For 1958 all Chevrolets used an all-new, one-year-only bodyshell shared with Pontiac. It featured a low-slung, X-member frame containing all coil suspension, replacing the old leaf springs. Ads touted the beauty and the “low, thrusting silhouette” of the full-size models – up to 9 inches longer and 5 inches lower, on a 2.5-inch longer wheelbase than before. Impala interiors featured a competition-inspired steering wheel and color-keyed door panels with brushed aluminum trim.
Chevy introduced the 348-cu. in. “Turbo Thrust” engine for 1958. It was essentially the marque’s truck motor and Chevy’s second-generation V-8. It was called the “W” engine referring to the shape of its valve covers, and it eventually evolved into the legendary “409.” With tri-power or three two-barrel carburetors, 280 hp was on tap, proving that bigger was not only better, but also necessary in the escalating horsepower wars. Everything was so new that even the series designations were changed: Delray, Biscayne, Bel Air, and Impala. This worked as Chevrolet reclaimed the top spot in sales from Ford and captured 29.5 percent of the market for 1958. Despite its sales success, this was a one-year-only model as the 1959 models were all-new yet again.

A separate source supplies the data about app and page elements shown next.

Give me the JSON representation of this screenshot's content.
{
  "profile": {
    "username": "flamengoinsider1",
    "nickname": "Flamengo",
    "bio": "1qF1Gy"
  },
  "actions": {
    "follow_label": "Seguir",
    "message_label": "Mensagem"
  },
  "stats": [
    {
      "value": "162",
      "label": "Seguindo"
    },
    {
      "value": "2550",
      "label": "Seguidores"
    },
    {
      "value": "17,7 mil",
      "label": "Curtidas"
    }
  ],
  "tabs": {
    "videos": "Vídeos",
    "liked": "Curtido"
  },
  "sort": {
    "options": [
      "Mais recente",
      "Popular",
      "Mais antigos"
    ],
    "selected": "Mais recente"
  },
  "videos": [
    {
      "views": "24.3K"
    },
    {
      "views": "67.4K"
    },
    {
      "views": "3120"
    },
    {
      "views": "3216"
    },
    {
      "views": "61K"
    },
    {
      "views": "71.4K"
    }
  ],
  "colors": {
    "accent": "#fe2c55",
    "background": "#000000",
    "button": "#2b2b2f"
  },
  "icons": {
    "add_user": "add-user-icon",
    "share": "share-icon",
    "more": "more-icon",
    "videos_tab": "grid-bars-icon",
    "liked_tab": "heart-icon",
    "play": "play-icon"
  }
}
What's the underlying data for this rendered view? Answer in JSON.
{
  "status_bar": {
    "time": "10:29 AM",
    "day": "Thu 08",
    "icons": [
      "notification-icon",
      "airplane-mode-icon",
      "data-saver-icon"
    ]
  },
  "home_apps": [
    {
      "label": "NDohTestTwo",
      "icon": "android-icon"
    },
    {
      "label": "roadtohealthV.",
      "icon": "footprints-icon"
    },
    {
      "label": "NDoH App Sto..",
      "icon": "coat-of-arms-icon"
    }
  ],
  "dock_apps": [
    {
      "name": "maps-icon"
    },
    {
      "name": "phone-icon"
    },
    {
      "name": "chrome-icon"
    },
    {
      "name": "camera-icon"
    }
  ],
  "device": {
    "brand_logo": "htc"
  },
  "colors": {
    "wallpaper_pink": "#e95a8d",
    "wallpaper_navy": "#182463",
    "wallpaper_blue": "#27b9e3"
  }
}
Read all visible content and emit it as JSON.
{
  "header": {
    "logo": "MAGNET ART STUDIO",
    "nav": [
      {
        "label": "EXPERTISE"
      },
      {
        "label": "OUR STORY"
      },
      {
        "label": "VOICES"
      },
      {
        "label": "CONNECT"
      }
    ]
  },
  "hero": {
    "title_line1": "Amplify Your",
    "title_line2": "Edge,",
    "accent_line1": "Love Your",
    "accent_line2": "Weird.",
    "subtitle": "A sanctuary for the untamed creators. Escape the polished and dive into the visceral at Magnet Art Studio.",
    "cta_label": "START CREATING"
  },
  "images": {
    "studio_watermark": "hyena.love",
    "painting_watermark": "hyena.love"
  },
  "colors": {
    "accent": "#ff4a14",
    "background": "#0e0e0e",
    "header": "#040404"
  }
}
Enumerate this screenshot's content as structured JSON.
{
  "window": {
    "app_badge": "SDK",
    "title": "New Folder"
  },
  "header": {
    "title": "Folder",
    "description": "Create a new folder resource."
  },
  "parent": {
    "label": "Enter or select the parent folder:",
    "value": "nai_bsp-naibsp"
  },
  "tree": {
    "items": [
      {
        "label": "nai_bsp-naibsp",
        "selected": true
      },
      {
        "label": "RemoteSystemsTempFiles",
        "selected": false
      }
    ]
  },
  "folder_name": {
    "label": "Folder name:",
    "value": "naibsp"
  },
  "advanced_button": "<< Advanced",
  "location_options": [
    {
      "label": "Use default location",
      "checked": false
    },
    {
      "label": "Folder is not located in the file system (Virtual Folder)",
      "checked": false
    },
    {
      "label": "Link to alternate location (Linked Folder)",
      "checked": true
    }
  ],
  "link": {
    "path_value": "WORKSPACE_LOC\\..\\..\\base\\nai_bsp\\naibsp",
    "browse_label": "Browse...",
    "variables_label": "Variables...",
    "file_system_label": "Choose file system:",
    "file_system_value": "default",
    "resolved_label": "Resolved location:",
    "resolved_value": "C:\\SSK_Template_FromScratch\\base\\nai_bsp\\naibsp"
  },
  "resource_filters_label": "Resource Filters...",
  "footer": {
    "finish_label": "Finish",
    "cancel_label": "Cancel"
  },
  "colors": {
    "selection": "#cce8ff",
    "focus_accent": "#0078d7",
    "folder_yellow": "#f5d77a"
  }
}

Arguably one of the finest available, this spectacular Impala hails from a collection of meticulously prepared and maintained stable of automobiles that are of the highest standards. Part of the consignor’s collection since 2004, the California car has received a superb body-off restoration by J.R. Burkholder of Paradise, Pennsylvania, completed in 2008. It has always been stored in a climate-controlled environment. Attesting to the quality of the restoration, it received its AACA 1st Junior and Senior awards in 2008 and was a 2012 AACA National Award Winner, the James Melton Memorial Cup. It remains in meticulous and pampered condition to this day.
Matching its firewall trim tag, this Honey Beige example is loaded with accessories and is equipped with the highly desirable 348/280 “Tri-Power” V-8 with Turboglide transmission, and posi-traction rear axle. Options include power steering, brakes, windows, and seat; tinted glass; left and right outside rearview mirrors; day/night interior rearview mirror; dual rear antennas; Wonderbar AM radio with rear seat speaker, tissue dispenser; lighted ash tray, under dash courtesy, emergency brake, underhood, and trunk lights; along with the very rare NOS continental kit with lock, padded dash, and windshield washer. The correct jack and boot for the convertible top are also included.
If you are looking for the very best in Fifties Chevrolets, make no doubt about it—this is your car.